The maximum power output of a homemade inverter depends on the components used, particularly the power transistors and transformer. Generally, homemade inverters are designed for lower power applications, typically ranging from a few hundred watts to a few kilowatts.

2. Can I use my homemade inverter to power high-powered appliances like air conditioners or refrigerators?

It’s generally not recommended to use a homemade inverter for powering high-powered appliances like air conditioners or refrigerators. These appliances have high startup currents and power requirements, which may exceed the capabilities of a homemade inverter. Attempting to power such appliances could damage the inverter or the appliances themselves.

3. How can I improve the efficiency of my homemade inverter?

To improve the efficiency of your homemade inverter, you can:

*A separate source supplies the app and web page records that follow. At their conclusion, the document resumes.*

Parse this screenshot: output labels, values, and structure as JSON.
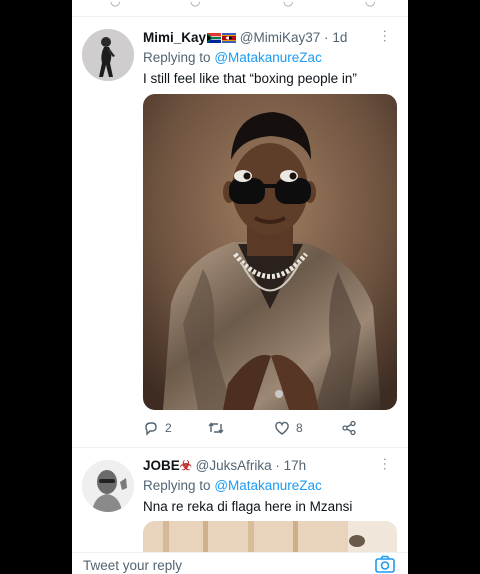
{
  "tweets": [
    {
      "name": "Mimi_Kay",
      "handle": "@MimiKay37",
      "time": "1d",
      "separator": "·",
      "reply_prefix": "Replying to",
      "reply_to": "@MatakanureZac",
      "text": "I still feel like that “boxing people in”",
      "reply_count": "2",
      "like_count": "8"
    },
    {
      "name": "JOBE",
      "name_suffix": "☣",
      "handle": "@JuksAfrika",
      "time": "17h",
      "separator": "·",
      "reply_prefix": "Replying to",
      "reply_to": "@MatakanureZac",
      "text": "Nna re reka di flaga here in Mzansi"
    }
  ],
  "compose": {
    "placeholder": "Tweet your reply"
  },
  "colors": {
    "accent": "#1d9bf0",
    "muted": "#536471",
    "text": "#0f1419",
    "background": "#000000"
  }
}
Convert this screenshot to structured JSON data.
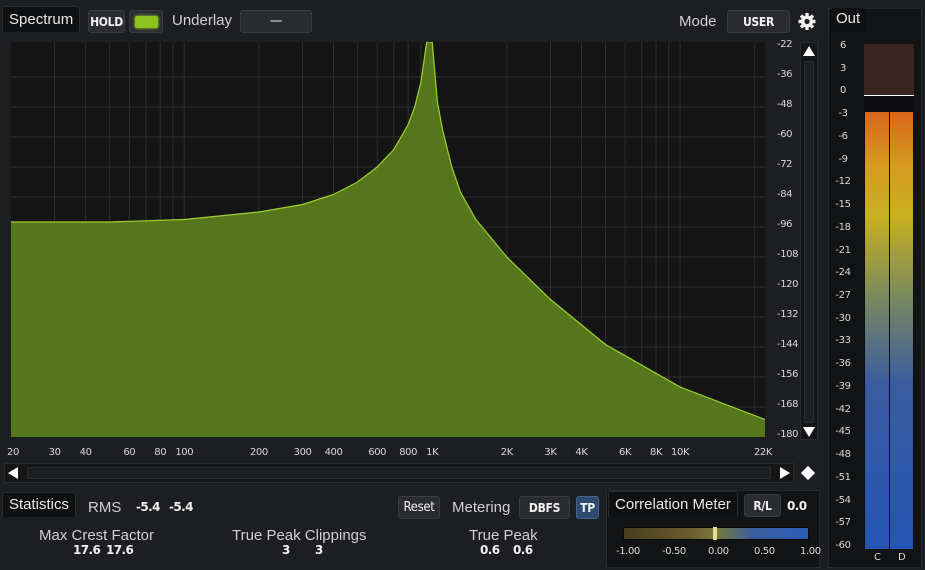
{
  "spectrum": {
    "tab_label": "Spectrum",
    "hold_label": "HOLD",
    "hold_color": "#8cc21c",
    "underlay_label": "Underlay",
    "underlay_value": "—",
    "mode_label": "Mode",
    "mode_value": "USER",
    "fill_color": "#5a7f1c",
    "line_color": "#9fd030",
    "db_ticks": [
      "-22",
      "-36",
      "-48",
      "-60",
      "-72",
      "-84",
      "-96",
      "-108",
      "-120",
      "-132",
      "-144",
      "-156",
      "-168",
      "-180"
    ],
    "freq_ticks": [
      "20",
      "30",
      "40",
      "60",
      "80",
      "100",
      "200",
      "300",
      "400",
      "600",
      "800",
      "1K",
      "2K",
      "3K",
      "4K",
      "6K",
      "8K",
      "10K",
      "22K"
    ]
  },
  "chart_data": {
    "type": "area",
    "x_scale": "log",
    "xlabel": "",
    "ylabel": "",
    "xlim": [
      20,
      22000
    ],
    "ylim": [
      -180,
      -22
    ],
    "grid": true,
    "series": [
      {
        "x": [
          20,
          50,
          100,
          200,
          300,
          400,
          500,
          600,
          700,
          800,
          850,
          900,
          950,
          1000,
          1050,
          1100,
          1200,
          1300,
          1500,
          2000,
          3000,
          5000,
          10000,
          22000
        ],
        "y": [
          -94,
          -94,
          -93,
          -90,
          -87,
          -83,
          -78,
          -72,
          -65,
          -55,
          -48,
          -38,
          -22,
          -22,
          -46,
          -57,
          -72,
          -82,
          -93,
          -108,
          -125,
          -143,
          -160,
          -173
        ]
      }
    ]
  },
  "statistics": {
    "tab_label": "Statistics",
    "rms_label": "RMS",
    "rms_values": [
      "-5.4",
      "-5.4"
    ],
    "reset_label": "Reset",
    "metering_label": "Metering",
    "metering_value": "DBFS",
    "tp_label": "TP",
    "crest_label": "Max Crest Factor",
    "crest_values": [
      "17.6",
      "17.6"
    ],
    "clip_label": "True Peak Clippings",
    "clip_values": [
      "3",
      "3"
    ],
    "tp_peak_label": "True Peak",
    "tp_peak_values": [
      "0.6",
      "0.6"
    ]
  },
  "correlation": {
    "tab_label": "Correlation Meter",
    "rl_label": "R/L",
    "rl_value": "0.0",
    "ticks": [
      "-1.00",
      "-0.50",
      "0.00",
      "0.50",
      "1.00"
    ],
    "value": 0.0
  },
  "out": {
    "tab_label": "Out",
    "ticks": [
      "6",
      "3",
      "0",
      "-3",
      "-6",
      "-9",
      "-12",
      "-15",
      "-18",
      "-21",
      "-24",
      "-27",
      "-30",
      "-33",
      "-36",
      "-39",
      "-42",
      "-45",
      "-48",
      "-51",
      "-54",
      "-57",
      "-60"
    ],
    "channels": [
      "C",
      "D"
    ],
    "level_db": -3
  }
}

  • Use high-quality components with low power losses
  • Optimize the circuit design for better efficiency
  • Ensure proper cooling and heat dissipation
  • Use a low-resistance battery or DC power source

4. What safety precautions should I take when building and using a homemade inverter?

When working with electrical components and building a homemade inverter, it’s crucial to take the following safety precautions:

  • Ensure proper insulation and grounding
  • Use appropriate tools and personal protective equipment (PPE)
  • Follow all safety guidelines and instructions provided by component manufacturers
  • Never work on live circuits or with exposed high-voltage components
  • Keep the work area clean and free from flammable materials

5. Can I use my homemade inverter to power sensitive electronic devices like computers or medical equipment?

It’s generally not recommended to use a homemade inverter to power sensitive electronic devices like computers or medical equipment. These devices often require a clean, stable, and consistent power supply with minimal interference or fluctuations. Homemade inverters may introduce noise or voltage spikes that could potentially damage sensitive electronics.

Remember, building a power inverter at home can be a rewarding project, but it also carries risks if not done properly. Always prioritize safety and follow best practices when working with electrical components.